This person’s mother is just about the saintliest saint you can imagine. (And I mean it. If you look up “saint” in the dictionary, this woman’s picture is there.) But if I understand correctly, she grew up in a church where baptism was by immersion, and she was terrified of water. So she was not baptized when she otherwise would have been- and she wasn’t absolutely certain that a baptism ever took place later. It maybe did, but evidently there wasn’t any official record of it. And so this woman decided that it would give her some sort of comfort and assurance if she could be baptized, once and for all.
You need to understand that in my church the vast majority of baptisms are infant baptisms – typically done when a baby is maybe four, five or six months old. (In other churches, baptism is done later in life and only happens because the person being baptized has consciously chosen to do so as a statement of their own faith. In my tradition, the baptism is not about the faith of the person being baptized, but more about God’s free grace and the parents’ pledge to raise the child in the faith.) So in more than twenty years at Holy Communion, there are only 6 or 7 occasions I can remember when someone was old enough to know that they were being baptized. It just doesn’t happen very often at all. So the thought of someone in their late 80’s stepping up to that font and being baptized took my breath away. And I’m sure it was rather staggering for Pastor Jeff as well.
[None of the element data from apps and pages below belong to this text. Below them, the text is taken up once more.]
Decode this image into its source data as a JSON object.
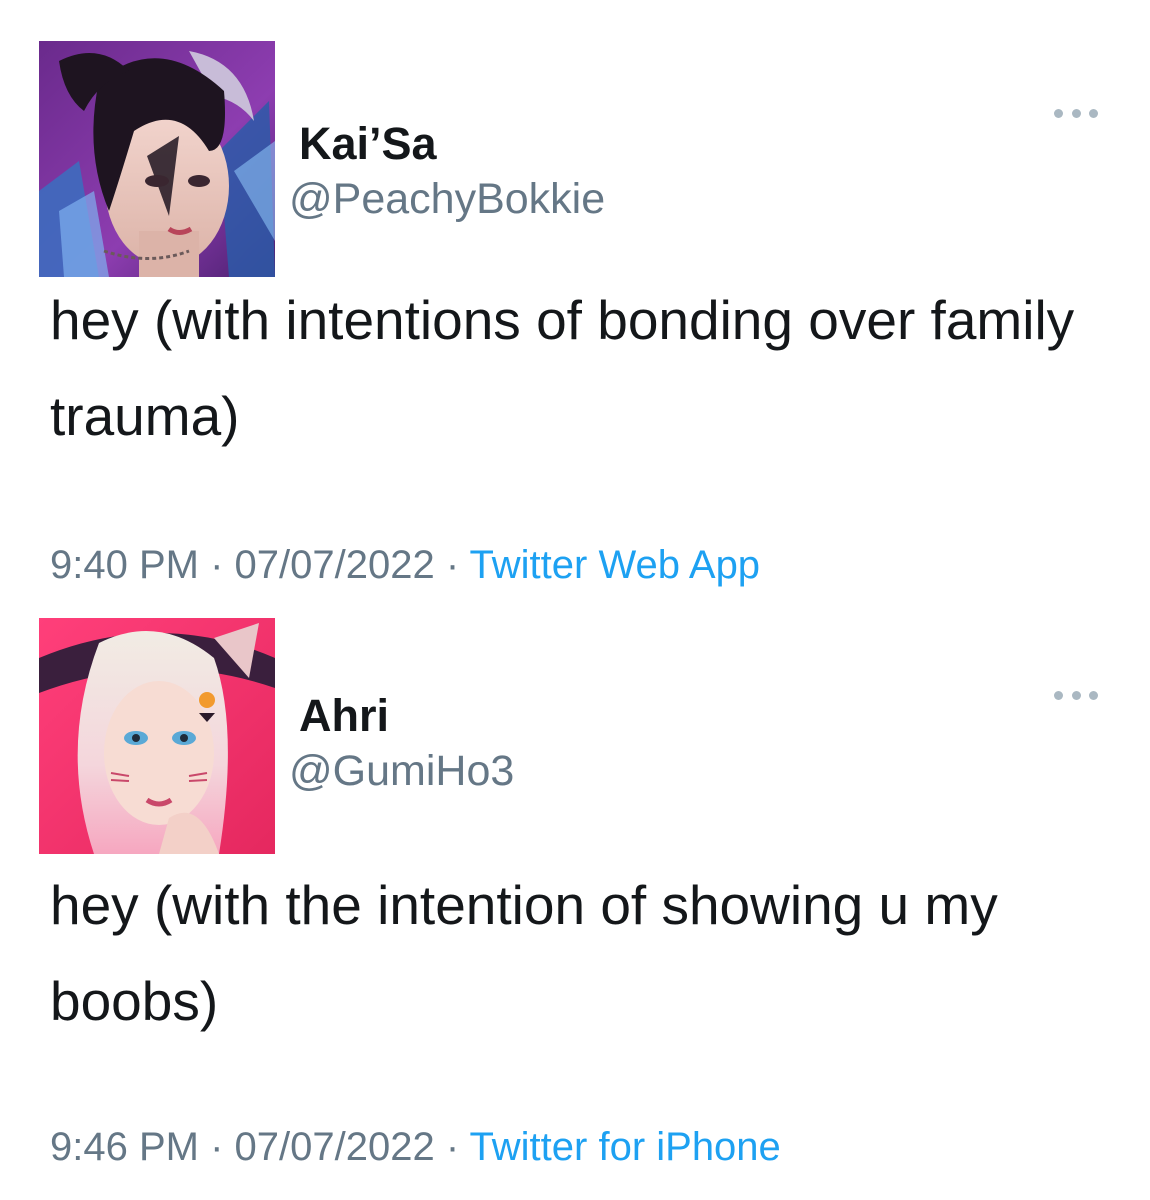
{
  "tweets": [
    {
      "display_name": "Kai’Sa",
      "handle": "@PeachyBokkie",
      "text": "hey (with intentions of bonding over family trauma)",
      "time": "9:40 PM",
      "separator": " · ",
      "date": "07/07/2022",
      "source": "Twitter Web App",
      "avatar_icon": "kaisa-avatar",
      "more_icon": "more-options-icon"
    },
    {
      "display_name": "Ahri",
      "handle": "@GumiHo3",
      "text": "hey (with the intention of showing u my boobs)",
      "time": "9:46 PM",
      "separator": " · ",
      "date": "07/07/2022",
      "source": "Twitter for iPhone",
      "avatar_icon": "ahri-avatar",
      "more_icon": "more-options-icon"
    }
  ],
  "colors": {
    "text_primary": "#14171a",
    "text_secondary": "#657786",
    "link": "#1da1f2",
    "more_dots": "#aab8c2",
    "background": "#ffffff"
  }
}
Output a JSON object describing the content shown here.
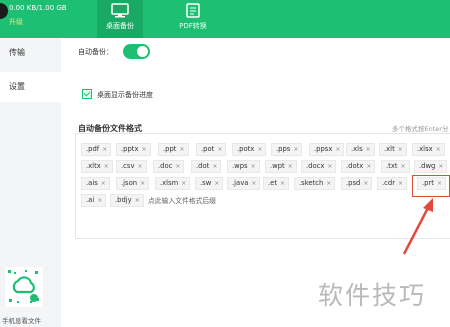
{
  "header": {
    "storage": "0.00 KB/1.00 GB",
    "upgrade": "升级",
    "tabs": [
      {
        "label": "桌面备份",
        "icon": "monitor-icon",
        "active": true
      },
      {
        "label": "PDF转换",
        "icon": "pdf-convert-icon",
        "active": false
      }
    ],
    "accent": "#1dbf73"
  },
  "sidebar": {
    "items": [
      {
        "label": "传输"
      },
      {
        "label": "设置"
      }
    ],
    "qr_caption": "手机息看文件"
  },
  "main": {
    "auto_backup_label": "自动备份：",
    "auto_backup_on": true,
    "show_progress_label": "桌面显示备份进度",
    "show_progress_checked": true,
    "formats_title": "自动备份文件格式",
    "formats_hint": "多个格式按Enter分",
    "tags": [
      ".pdf",
      ".pptx",
      ".ppt",
      ".pot",
      ".potx",
      ".pps",
      ".ppsx",
      ".xls",
      ".xlt",
      ".xlsx",
      ".xltx",
      ".csv",
      ".doc",
      ".dot",
      ".wps",
      ".wpt",
      ".docx",
      ".dotx",
      ".txt",
      ".dwg",
      ".ais",
      ".json",
      ".xlsm",
      ".sw",
      ".java",
      ".et",
      ".sketch",
      ".psd",
      ".cdr",
      ".prt",
      ".ai",
      ".bdjy"
    ],
    "tag_input_placeholder": "点此输入文件格式后缀"
  },
  "watermark": "软件技巧"
}
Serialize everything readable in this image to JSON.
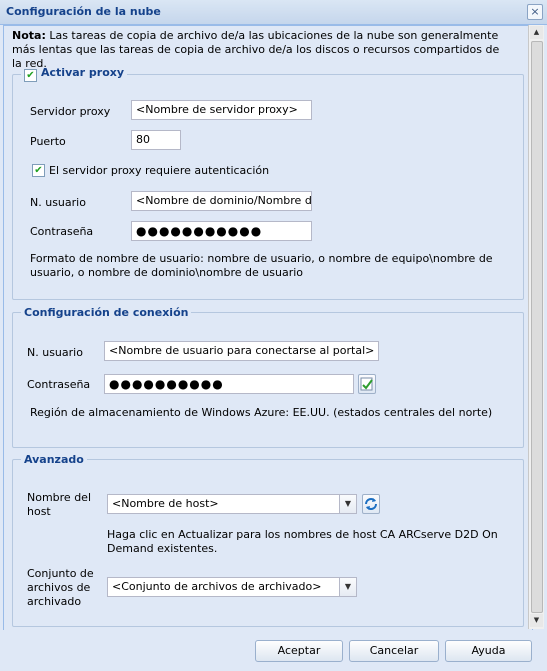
{
  "window": {
    "title": "Configuración de la nube",
    "close_label": "×"
  },
  "note": {
    "bold": "Nota:",
    "text": " Las tareas de copia de archivo de/a las ubicaciones de la nube son generalmente más lentas que las tareas de copia de archivo de/a los discos o recursos compartidos de la red."
  },
  "proxy": {
    "legend": "Activar proxy",
    "enabled": true,
    "server_label": "Servidor proxy",
    "server_value": "<Nombre de servidor proxy>",
    "port_label": "Puerto",
    "port_value": "80",
    "auth_label": "El servidor proxy requiere autenticación",
    "auth_enabled": true,
    "user_label": "N. usuario",
    "user_value": "<Nombre de dominio/Nombre de usuario>",
    "password_label": "Contraseña",
    "password_value": "●●●●●●●●●●●",
    "format_text": "Formato de nombre de usuario: nombre de usuario, o nombre de equipo\\nombre de usuario, o nombre de dominio\\nombre de usuario"
  },
  "connection": {
    "legend": "Configuración de conexión",
    "user_label": "N. usuario",
    "user_value": "<Nombre de usuario para conectarse al portal>",
    "password_label": "Contraseña",
    "password_value": "●●●●●●●●●●",
    "region_text": "Región de almacenamiento de Windows Azure: EE.UU. (estados centrales del norte)"
  },
  "advanced": {
    "legend": "Avanzado",
    "host_label": "Nombre del host",
    "host_value": "<Nombre de host>",
    "host_hint": "Haga clic en Actualizar para los nombres de host CA ARCserve D2D On Demand existentes.",
    "archive_label": "Conjunto de archivos de archivado",
    "archive_value": "<Conjunto de archivos de archivado>"
  },
  "buttons": {
    "accept": "Aceptar",
    "cancel": "Cancelar",
    "help": "Ayuda"
  },
  "icons": {
    "check": "✔",
    "dropdown": "▼",
    "scroll_up": "▲",
    "scroll_down": "▼"
  },
  "colors": {
    "accent": "#15428b",
    "border": "#99bbe8",
    "background": "#dfe8f6"
  }
}
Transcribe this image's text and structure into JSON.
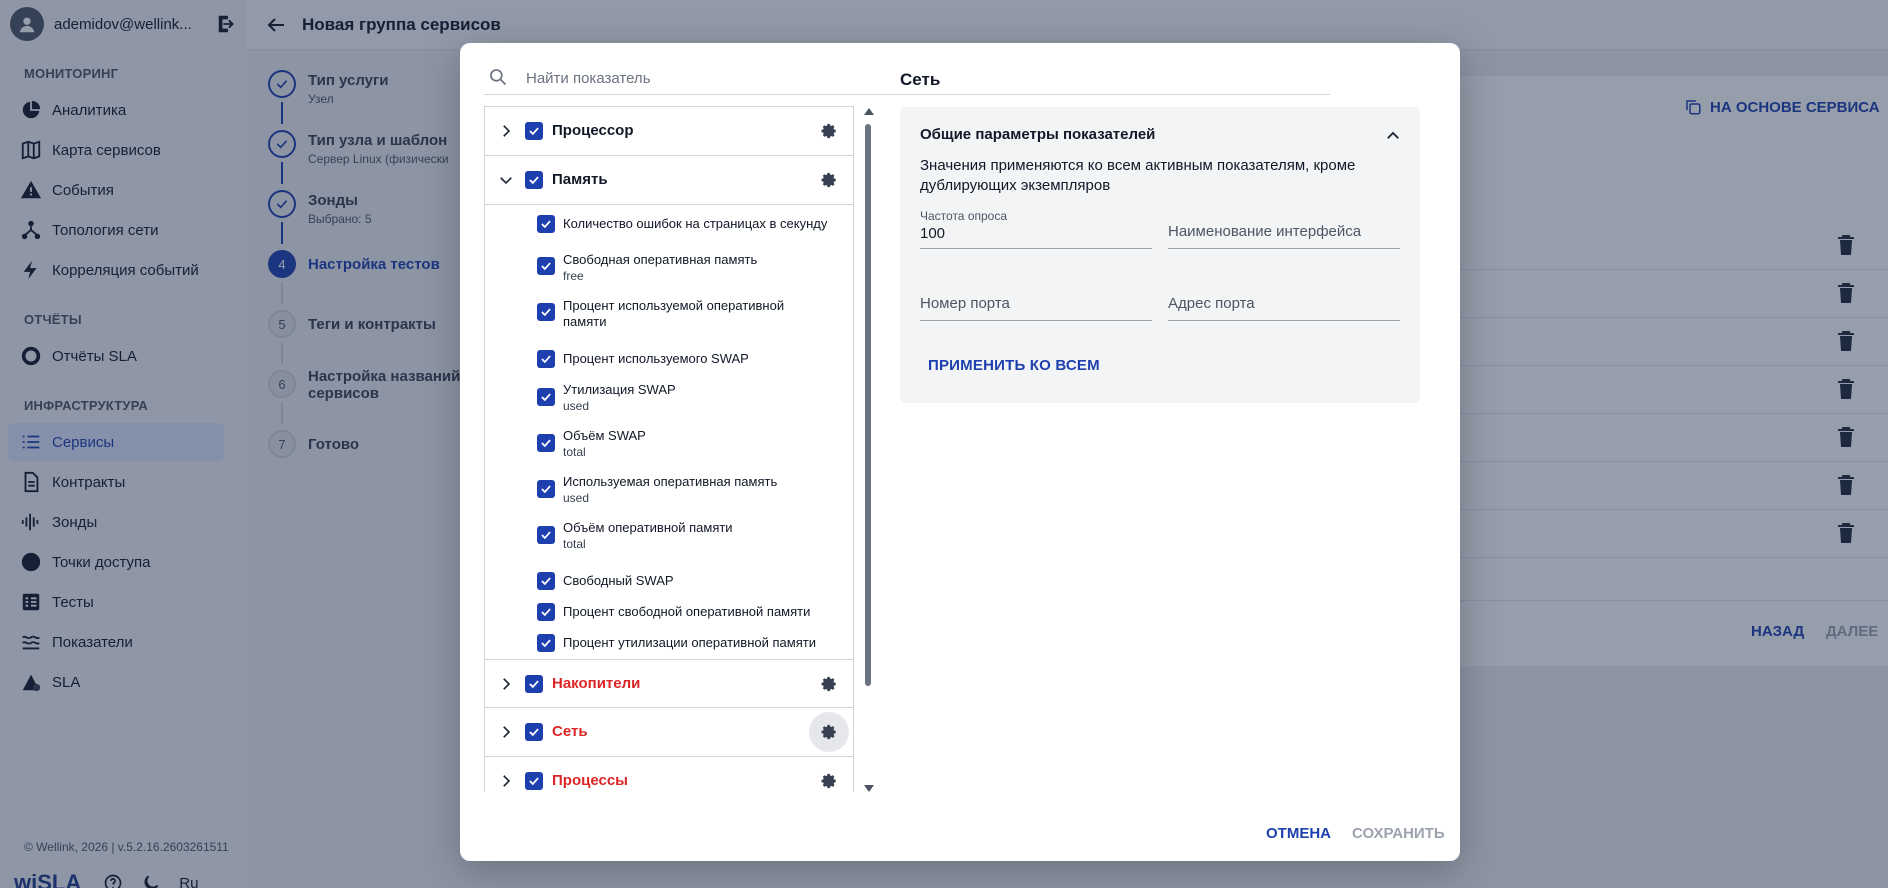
{
  "user": {
    "name": "ademidov@wellink..."
  },
  "nav": {
    "monitoring_title": "МОНИТОРИНГ",
    "monitoring": [
      {
        "label": "Аналитика",
        "icon": "pie-chart-icon"
      },
      {
        "label": "Карта сервисов",
        "icon": "map-icon"
      },
      {
        "label": "События",
        "icon": "warning-icon"
      },
      {
        "label": "Топология сети",
        "icon": "topology-icon"
      },
      {
        "label": "Корреляция событий",
        "icon": "bolt-icon"
      }
    ],
    "reports_title": "ОТЧЁТЫ",
    "reports": [
      {
        "label": "Отчёты SLA",
        "icon": "donut-icon"
      }
    ],
    "infra_title": "ИНФРАСТРУКТУРА",
    "infra": [
      {
        "label": "Сервисы",
        "icon": "list-icon",
        "active": true
      },
      {
        "label": "Контракты",
        "icon": "document-icon"
      },
      {
        "label": "Зонды",
        "icon": "signal-icon"
      },
      {
        "label": "Точки доступа",
        "icon": "circle-icon"
      },
      {
        "label": "Тесты",
        "icon": "tests-icon"
      },
      {
        "label": "Показатели",
        "icon": "metrics-icon"
      },
      {
        "label": "SLA",
        "icon": "sla-icon"
      }
    ]
  },
  "footer": {
    "copyright": "© Wellink, 2026 | v.5.2.16.2603261511",
    "brand": "wiSLA",
    "lang": "Ru"
  },
  "page": {
    "title": "Новая группа сервисов",
    "based_on": "НА ОСНОВЕ СЕРВИСА",
    "back": "НАЗАД",
    "next": "ДАЛЕЕ"
  },
  "steps": [
    {
      "num": "1",
      "title": "Тип услуги",
      "sub": "Узел",
      "state": "done"
    },
    {
      "num": "2",
      "title": "Тип узла и шаблон",
      "sub": "Сервер Linux (физически",
      "state": "done"
    },
    {
      "num": "3",
      "title": "Зонды",
      "sub": "Выбрано: 5",
      "state": "done"
    },
    {
      "num": "4",
      "title": "Настройка тестов",
      "sub": "",
      "state": "current"
    },
    {
      "num": "5",
      "title": "Теги и контракты",
      "sub": "",
      "state": "todo"
    },
    {
      "num": "6",
      "title": "Настройка названий сервисов",
      "sub": "",
      "state": "todo"
    },
    {
      "num": "7",
      "title": "Готово",
      "sub": "",
      "state": "todo"
    }
  ],
  "modal": {
    "search_placeholder": "Найти показатель",
    "groups": [
      {
        "label": "Процессор",
        "checked": true,
        "expanded": false,
        "warn": false
      },
      {
        "label": "Память",
        "checked": true,
        "expanded": true,
        "warn": false
      },
      {
        "label": "Накопители",
        "checked": true,
        "expanded": false,
        "warn": true
      },
      {
        "label": "Сеть",
        "checked": true,
        "expanded": false,
        "warn": true,
        "selected": true
      },
      {
        "label": "Процессы",
        "checked": true,
        "expanded": false,
        "warn": true
      }
    ],
    "memory_metrics": [
      {
        "label": "Количество ошибок на страницах в секунду",
        "sub": ""
      },
      {
        "label": "Свободная оперативная память",
        "sub": "free"
      },
      {
        "label": "Процент используемой оперативной памяти",
        "sub": ""
      },
      {
        "label": "Процент используемого SWAP",
        "sub": ""
      },
      {
        "label": "Утилизация SWAP",
        "sub": "used"
      },
      {
        "label": "Объём SWAP",
        "sub": "total"
      },
      {
        "label": "Используемая оперативная память",
        "sub": "used"
      },
      {
        "label": "Объём оперативной памяти",
        "sub": "total"
      },
      {
        "label": "Свободный SWAP",
        "sub": ""
      },
      {
        "label": "Процент свободной оперативной памяти",
        "sub": ""
      },
      {
        "label": "Процент утилизации оперативной памяти",
        "sub": ""
      }
    ],
    "right_title": "Сеть",
    "params": {
      "title": "Общие параметры показателей",
      "description": "Значения применяются ко всем активным показателям, кроме дублирующих экземпляров",
      "poll_label": "Частота опроса",
      "poll_value": "100",
      "iface_placeholder": "Наименование интерфейса",
      "port_num_placeholder": "Номер порта",
      "port_addr_placeholder": "Адрес порта",
      "apply_all": "ПРИМЕНИТЬ КО ВСЕМ"
    },
    "cancel": "ОТМЕНА",
    "save": "СОХРАНИТЬ"
  }
}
But just like me, he gulped and then said Yes, Absolutely.
Not surprisingly, this person was a bit self-conscious about this, so it was important to do this as discreetly as possible- which meant trying to clear the sanctuary without coming right out and saying why you needed the lingering chit-chatters to move along. But once everyone was gone, we could go ahead with what turned out to be a beautiful, simple little service. . . with Pastor Jeff (as usual) setting just the right mood for it, and me singing “Amazing Grace” as a sort of special benediction. (And believe me, I sang that whole song staring at the piano keys- Had I looked anywhere near the family gathered around the font, I would have absolutely bawled.) But the most beautiful part of it was just watching this woman stand amidst her family, awaiting what I think was some sort of tangible reminder for her that God loves her. . . has always loved her. . .. and always will love her. It was not about the water sprinkled on her head- and not even about the actual words spoken – as much as it was about that love. I have no idea how much longer this woman will be with us, but I suspect that she will be living out whatever days remain to her with a greater sense of peace – and to have played even a sliver of a role in that was truly a privilege.